### [What is needed]
Below are some records. Say how many of their lines include the string "value", giving only the number.

### [Provided records]
# # # # # # #
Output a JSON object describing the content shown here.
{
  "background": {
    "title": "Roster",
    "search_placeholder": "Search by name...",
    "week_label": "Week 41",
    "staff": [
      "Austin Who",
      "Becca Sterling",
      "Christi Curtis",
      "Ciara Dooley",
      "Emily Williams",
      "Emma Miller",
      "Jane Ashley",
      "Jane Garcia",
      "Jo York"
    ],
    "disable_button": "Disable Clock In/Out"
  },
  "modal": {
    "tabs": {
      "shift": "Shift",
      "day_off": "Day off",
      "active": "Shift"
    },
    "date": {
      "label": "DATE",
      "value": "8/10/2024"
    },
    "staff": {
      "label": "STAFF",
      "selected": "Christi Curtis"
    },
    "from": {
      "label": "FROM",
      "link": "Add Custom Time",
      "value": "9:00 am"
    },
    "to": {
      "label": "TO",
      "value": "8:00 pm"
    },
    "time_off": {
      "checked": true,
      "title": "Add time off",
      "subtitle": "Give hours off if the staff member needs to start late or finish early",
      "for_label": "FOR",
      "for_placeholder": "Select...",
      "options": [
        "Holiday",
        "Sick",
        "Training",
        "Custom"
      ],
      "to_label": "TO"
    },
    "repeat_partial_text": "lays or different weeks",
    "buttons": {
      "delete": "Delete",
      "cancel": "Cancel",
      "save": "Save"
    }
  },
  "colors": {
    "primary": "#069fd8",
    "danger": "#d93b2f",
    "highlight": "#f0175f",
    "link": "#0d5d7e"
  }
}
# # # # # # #
### [Answer area]
3